As Tracey is now in the final year of her studies, she still plans to continue volunteering after graduation. She believes that when done with passion and commitment, volunteering can be one’s source of pride and fulfilment no matter what one’s age or background is. After all, volunteerism knows no boundaries.

Growing demand for St Johns Health Shuttle in the Bay of Plenty

We recently caught up with Kent Leung, a volunteer for the St John Health Shuttle, to find out a bit more about the Health Shuttle and the role its volunteers play in keeping this community service operating.

The St John Health Shuttle is a service by donation that transports people to essential medical and health-related appointments and then brings them home again. It is just one of many community services offered by St John throughout the country.

In his role as a volunteer, Kent works with a buddy to drive and assist their clients to essential medical appointments, helping them to and from their homes and into their appointments. Kent told us that his focus is on providing clients with assurance and effective communication.  “Our clients differ in their level of mobility but what is most important in our role is ensuring that our clients feel safe and are reassured that we’ll get them back home again once they’ve finished at their appointments,” he says.

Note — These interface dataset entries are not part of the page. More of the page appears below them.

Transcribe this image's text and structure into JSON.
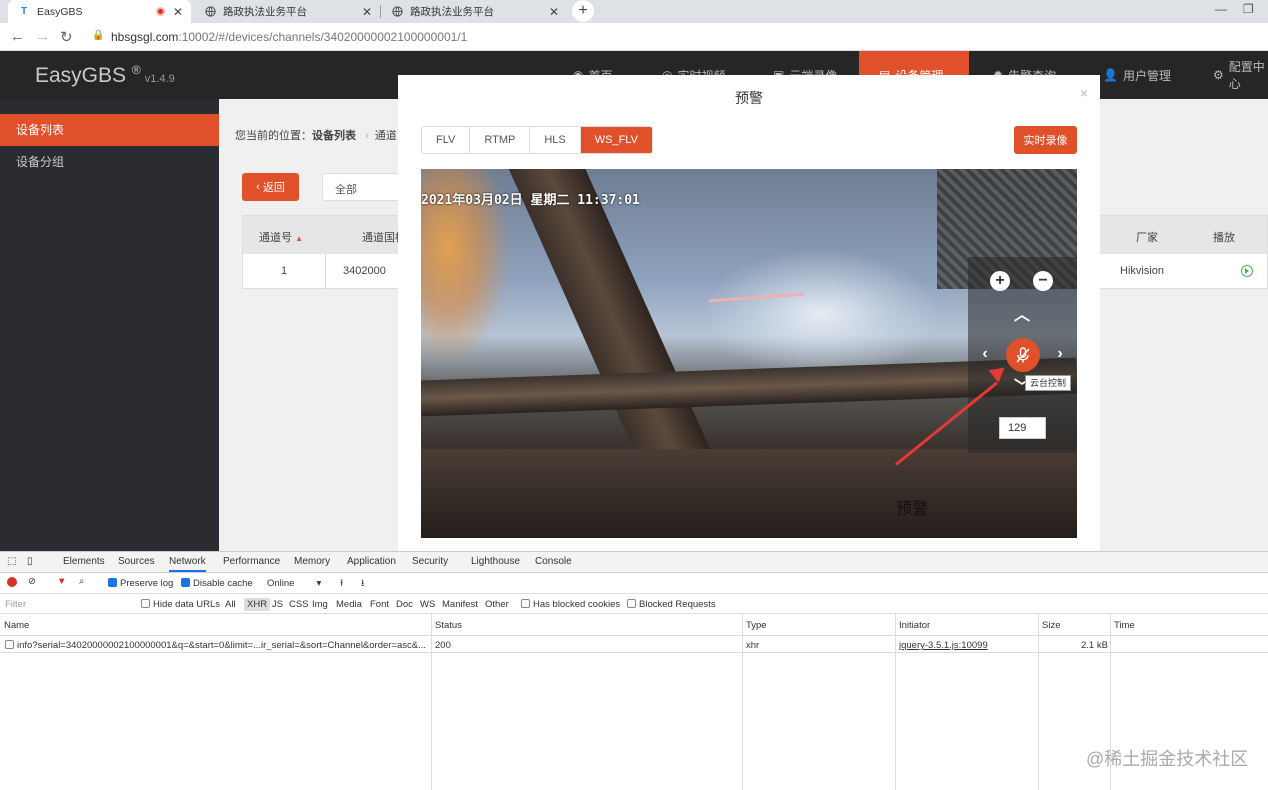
{
  "browser": {
    "tabs": [
      {
        "title": "EasyGBS",
        "icon": "easygbs-logo-icon"
      },
      {
        "title": "路政执法业务平台",
        "icon": "globe-icon"
      },
      {
        "title": "路政执法业务平台",
        "icon": "globe-icon"
      }
    ],
    "url_host": "hbsgsgl.com",
    "url_path": ":10002/#/devices/channels/34020000002100000001/1"
  },
  "app": {
    "logo": "EasyGBS",
    "logo_mark": "®",
    "version": "v1.4.9",
    "nav": [
      "首页",
      "实时视频",
      "云端录像",
      "设备管理",
      "告警查询",
      "用户管理",
      "配置中心"
    ],
    "sidebar": [
      "设备列表",
      "设备分组"
    ],
    "breadcrumb_prefix": "您当前的位置：",
    "breadcrumb_current": "设备列表",
    "breadcrumb_next": "通道",
    "back_label": "返回",
    "filter_value": "全部",
    "table": {
      "headers": [
        "通道号",
        "通道国标",
        "厂家",
        "播放"
      ],
      "row": {
        "channel": "1",
        "gb_id": "3402000",
        "vendor": "Hikvision"
      }
    }
  },
  "modal": {
    "title": "预警",
    "close": "×",
    "stream_tabs": [
      "FLV",
      "RTMP",
      "HLS",
      "WS_FLV"
    ],
    "selected_tab": "WS_FLV",
    "record_button": "实时录像",
    "osd_text": "2021年03月02日  星期二 11:37:01",
    "ptz_tooltip": "云台控制",
    "ptz_speed": "129",
    "annotation_label": "预警"
  },
  "devtools": {
    "tabs": [
      "Elements",
      "Sources",
      "Network",
      "Performance",
      "Memory",
      "Application",
      "Security",
      "Lighthouse",
      "Console"
    ],
    "active_tab": "Network",
    "toolbar": {
      "preserve_log": "Preserve log",
      "disable_cache": "Disable cache",
      "throttle": "Online"
    },
    "filter_placeholder": "Filter",
    "filter_items": [
      "Hide data URLs",
      "All",
      "XHR",
      "JS",
      "CSS",
      "Img",
      "Media",
      "Font",
      "Doc",
      "WS",
      "Manifest",
      "Other"
    ],
    "blocked_cookies": "Has blocked cookies",
    "blocked_requests": "Blocked Requests",
    "columns": [
      "Name",
      "Status",
      "Type",
      "Initiator",
      "Size",
      "Time"
    ],
    "requests": [
      {
        "name": "info?serial=34020000002100000001&q=&start=0&limit=...ir_serial=&sort=Channel&order=asc&...",
        "status": "200",
        "type": "xhr",
        "initiator": "jquery-3.5.1.js:10099",
        "size": "2.1 kB"
      }
    ]
  },
  "watermark": "@稀土掘金技术社区",
  "colors": {
    "accent": "#e0502b",
    "header": "#262626",
    "sidebar": "#2a2c31"
  }
}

Kent, who is a retired nurse, moved from Hong Kong in June 2016 and joined the St John Health Shuttle team just a few months later. He had previously volunteered for the equivalent service in Hong Kong and received a commendation for 35 years’ service there.

Kent’s typical work day with St John Health Shuttle will start at 7.30am and goes right through to 4.00-5.00pm. He says that he’s noticed that demand for the service is growing and this is supported by the St John Health Shuttle statistics, which show in April this year the Tauranga Health Shuttle did 461 trips compared with 307 trips in the same month last year.

Kent says that he has been impressed with the level of professionalism demonstrated by St John and believes that is why it has such strong public support. “All our members have a minimum requirement of a First Aid Certificate and many have specialised skills and because of this there is a strong level of trust from the public.

“While I knew of St John for its Ambulance services before I arrived in New Zealand, I was really surprised by the number of other services St John provides to support the community,” he says.

“Volunteering is so rewarding because it allows you to form a social network with people who share the same values as you. You really do get back more than you give,” he says.